The Solarwinds Orion SUNBURST attack has been in the news for weeks. We’re starting to get great details into the actual attack, especially after FireEye released the initial set of indicators of compromise. But the question I want answered is why didn’t anyone discover this attack before the breach. What defenses are we missing to detect the next SUNBURST-style attack?

First, let’s start with the fact that this attack was very sophisticated. They were extremely sneaky and used a lot of countermeasures to hide their tracks, most notably evading more traditional methods of security monitoring and detection, like endpoint detection and response (EDR) and antivirus.   

Organizations monitoring for signs of initial compromise would have no luck in detecting SUNBURST because, well… there was no initial compromise. The intruders snuck in via a signed and verified source with heightened privileges–the SolarWinds Orion platform. These techniques make traditional signature-based detections extremely difficult, if not impossible. Even some of the most advanced endpoint security solutions didn’t detect the attack until after the indicators of compromise were released.  How would anyone have detected this attack?

We recently interviewed Matt Cauthorn, VP of Sales Engineering at ExtraHop, on Business Security Weekly to discuss why SUNBURST was so challenging to detect, and to share some network data-derived insights to shed light on what the attackers were doing post-compromise. The net-net is ExtraHop did see a 150% rise in suspicious behavioral detections during the attack.
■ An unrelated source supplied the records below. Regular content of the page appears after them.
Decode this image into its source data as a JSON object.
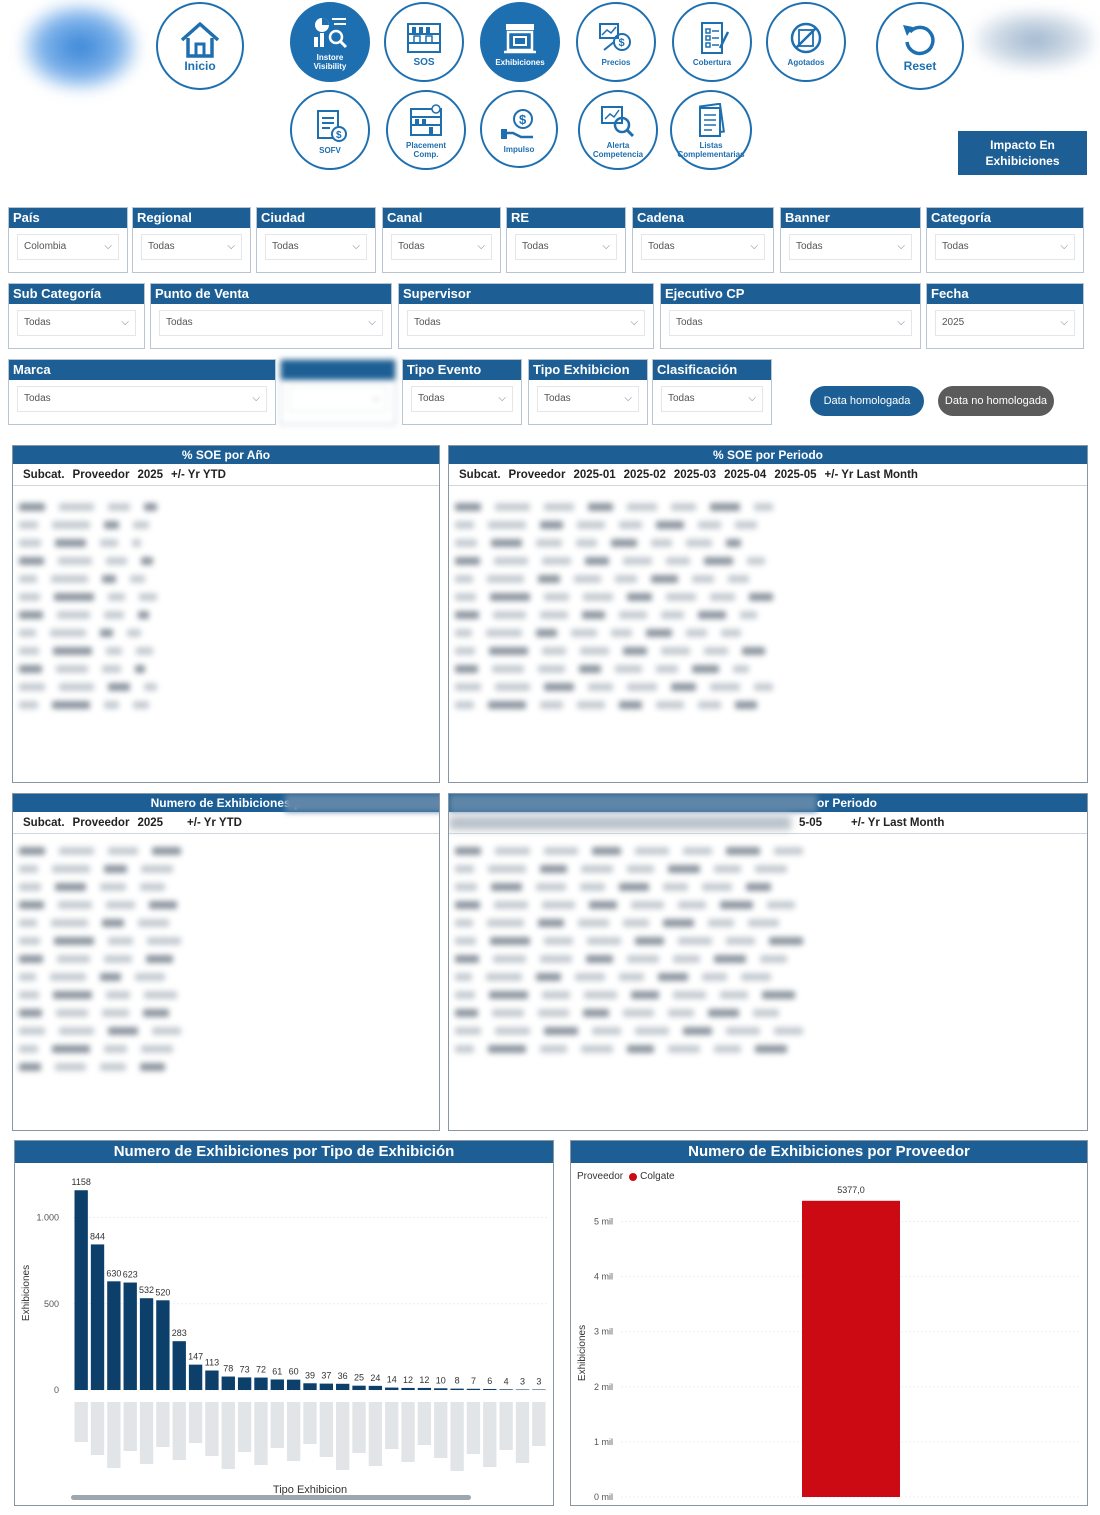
{
  "nav": {
    "inicio": "Inicio",
    "instore_1": "Instore",
    "instore_2": "Visibility",
    "sos": "SOS",
    "exhibiciones": "Exhibiciones",
    "precios": "Precios",
    "cobertura": "Cobertura",
    "agotados": "Agotados",
    "reset": "Reset",
    "sofv": "SOFV",
    "placement_1": "Placement",
    "placement_2": "Comp.",
    "impulso": "Impulso",
    "alerta_1": "Alerta",
    "alerta_2": "Competencia",
    "listas_1": "Listas",
    "listas_2": "Complementarias",
    "impacto": "Impacto En Exhibiciones"
  },
  "filters": {
    "pais": {
      "label": "País",
      "value": "Colombia"
    },
    "regional": {
      "label": "Regional",
      "value": "Todas"
    },
    "ciudad": {
      "label": "Ciudad",
      "value": "Todas"
    },
    "canal": {
      "label": "Canal",
      "value": "Todas"
    },
    "re": {
      "label": "RE",
      "value": "Todas"
    },
    "cadena": {
      "label": "Cadena",
      "value": "Todas"
    },
    "banner": {
      "label": "Banner",
      "value": "Todas"
    },
    "categoria": {
      "label": "Categoría",
      "value": "Todas"
    },
    "subcategoria": {
      "label": "Sub Categoría",
      "value": "Todas"
    },
    "punto_venta": {
      "label": "Punto de Venta",
      "value": "Todas"
    },
    "supervisor": {
      "label": "Supervisor",
      "value": "Todas"
    },
    "ejecutivo": {
      "label": "Ejecutivo CP",
      "value": "Todas"
    },
    "fecha": {
      "label": "Fecha",
      "value": "2025"
    },
    "marca": {
      "label": "Marca",
      "value": "Todas"
    },
    "tipo_evento": {
      "label": "Tipo Evento",
      "value": "Todas"
    },
    "tipo_exhibicion": {
      "label": "Tipo Exhibicion",
      "value": "Todas"
    },
    "clasificacion": {
      "label": "Clasificación",
      "value": "Todas"
    }
  },
  "toggles": {
    "homologada": "Data homologada",
    "no_homologada": "Data no homologada",
    "homologada_color": "#1d5f94",
    "no_homologada_color": "#5b5b5b"
  },
  "tables": {
    "soe_anio": {
      "title": "% SOE por Año",
      "columns": [
        "Subcat.",
        "Proveedor",
        "2025",
        "+/- Yr YTD"
      ]
    },
    "soe_periodo": {
      "title": "% SOE por Periodo",
      "columns": [
        "Subcat.",
        "Proveedor",
        "2025-01",
        "2025-02",
        "2025-03",
        "2025-04",
        "2025-05",
        "+/- Yr Last Month"
      ]
    },
    "num_anio": {
      "title": "Numero de Exhibiciones p",
      "columns": [
        "Subcat.",
        "Proveedor",
        "2025",
        "+/- Yr YTD"
      ]
    },
    "num_periodo": {
      "title": "or Periodo",
      "columns": [
        "5-05",
        "+/- Yr Last Month"
      ]
    }
  },
  "chart_data": [
    {
      "type": "bar",
      "title": "Numero de Exhibiciones por Tipo de Exhibición",
      "xlabel": "Tipo Exhibicion",
      "ylabel": "Exhibiciones",
      "yticks": [
        "0",
        "500",
        "1.000"
      ],
      "ylim": [
        0,
        1200
      ],
      "values": [
        1158,
        844,
        630,
        623,
        532,
        520,
        283,
        147,
        113,
        78,
        73,
        72,
        61,
        60,
        39,
        37,
        36,
        25,
        24,
        14,
        12,
        12,
        10,
        8,
        7,
        6,
        4,
        3,
        3
      ],
      "color": "#0d3f6b"
    },
    {
      "type": "bar",
      "title": "Numero de Exhibiciones por Proveedor",
      "legend_title": "Proveedor",
      "series": [
        {
          "name": "Colgate",
          "values": [
            5377.0
          ],
          "label": "5377,0"
        }
      ],
      "ylabel": "Exhibiciones",
      "yticks": [
        "0 mil",
        "1 mil",
        "2 mil",
        "3 mil",
        "4 mil",
        "5 mil"
      ],
      "ylim": [
        0,
        5700
      ],
      "color": "#cc0a14"
    }
  ]
}
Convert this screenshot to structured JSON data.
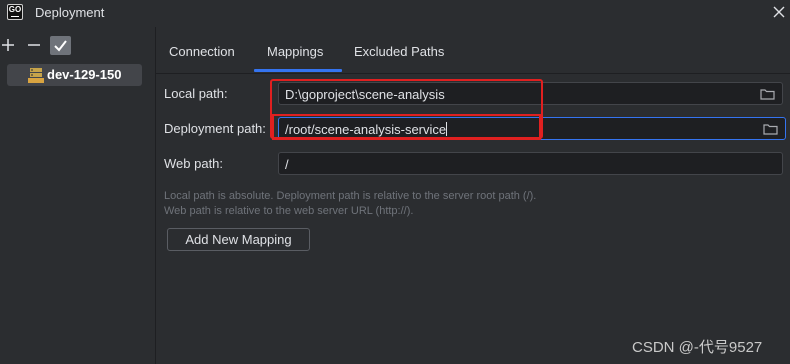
{
  "window": {
    "title": "Deployment",
    "app_icon_text": "GO"
  },
  "toolbar": {
    "add_icon": "plus-icon",
    "remove_icon": "minus-icon",
    "check_icon": "checkmark-icon"
  },
  "servers": [
    {
      "label": "dev-129-150",
      "icon": "sftp-server-icon"
    }
  ],
  "tabs": [
    {
      "label": "Connection"
    },
    {
      "label": "Mappings",
      "selected": true
    },
    {
      "label": "Excluded Paths"
    }
  ],
  "mappings": {
    "local_path_label": "Local path:",
    "local_path_value": "D:\\goproject\\scene-analysis",
    "deployment_path_label": "Deployment path:",
    "deployment_path_value": "/root/scene-analysis-service",
    "web_path_label": "Web path:",
    "web_path_value": "/",
    "hint_line1": "Local path is absolute. Deployment path is relative to the server root path (/).",
    "hint_line2": "Web path is relative to the web server URL (http://).",
    "add_mapping_label": "Add New Mapping"
  },
  "watermark": "CSDN @-代号9527",
  "colors": {
    "background": "#2b2d30",
    "input_bg": "#1e1f22",
    "accent": "#3574f0",
    "annotation_red": "#e02020",
    "selected_item": "#43454a"
  }
}
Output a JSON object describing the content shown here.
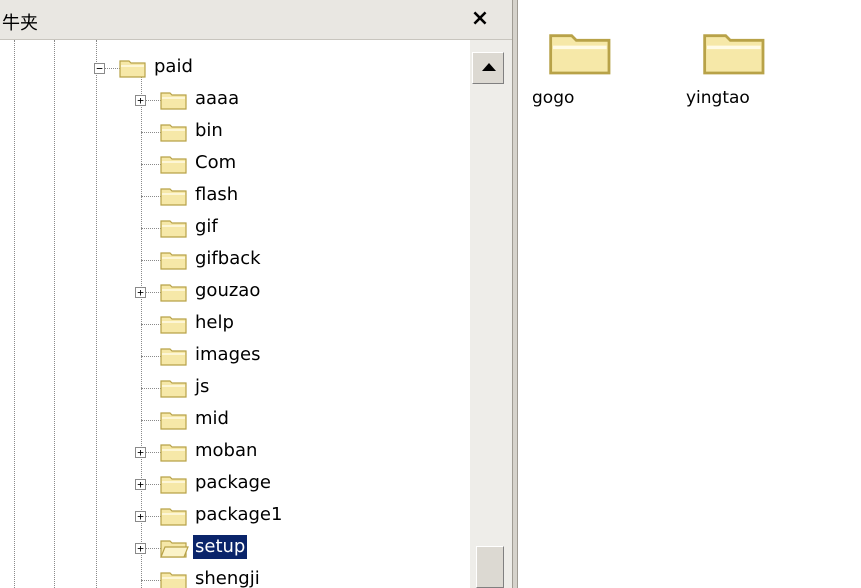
{
  "panel": {
    "title": "牛夹",
    "close_label": "×"
  },
  "tree": {
    "root": {
      "label": "paid",
      "expander": "−"
    },
    "items": [
      {
        "label": "aaaa",
        "expander": "+"
      },
      {
        "label": "bin",
        "expander": ""
      },
      {
        "label": "Com",
        "expander": ""
      },
      {
        "label": "flash",
        "expander": ""
      },
      {
        "label": "gif",
        "expander": ""
      },
      {
        "label": "gifback",
        "expander": ""
      },
      {
        "label": "gouzao",
        "expander": "+"
      },
      {
        "label": "help",
        "expander": ""
      },
      {
        "label": "images",
        "expander": ""
      },
      {
        "label": "js",
        "expander": ""
      },
      {
        "label": "mid",
        "expander": ""
      },
      {
        "label": "moban",
        "expander": "+"
      },
      {
        "label": "package",
        "expander": "+"
      },
      {
        "label": "package1",
        "expander": "+"
      },
      {
        "label": "setup",
        "expander": "+",
        "selected": true
      },
      {
        "label": "shengji",
        "expander": ""
      }
    ]
  },
  "files": [
    {
      "label": "gogo"
    },
    {
      "label": "yingtao"
    }
  ],
  "colors": {
    "folder_fill": "#f6e8a8",
    "folder_stroke": "#b8a248",
    "selection": "#0a246a"
  }
}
While the SUNBURST attack made sure to evade other tooling, they had no way of knowing that a network detection and response (NDR) solution was watching, leaving their movement exposed and possible to defend against.  

To see how ExtraHop and NDR can detect the next advanced attack, watch the interview on Business Security Weekly here, watch their on-demand webcast here, or visit securityweekly.com/extrahop for more information.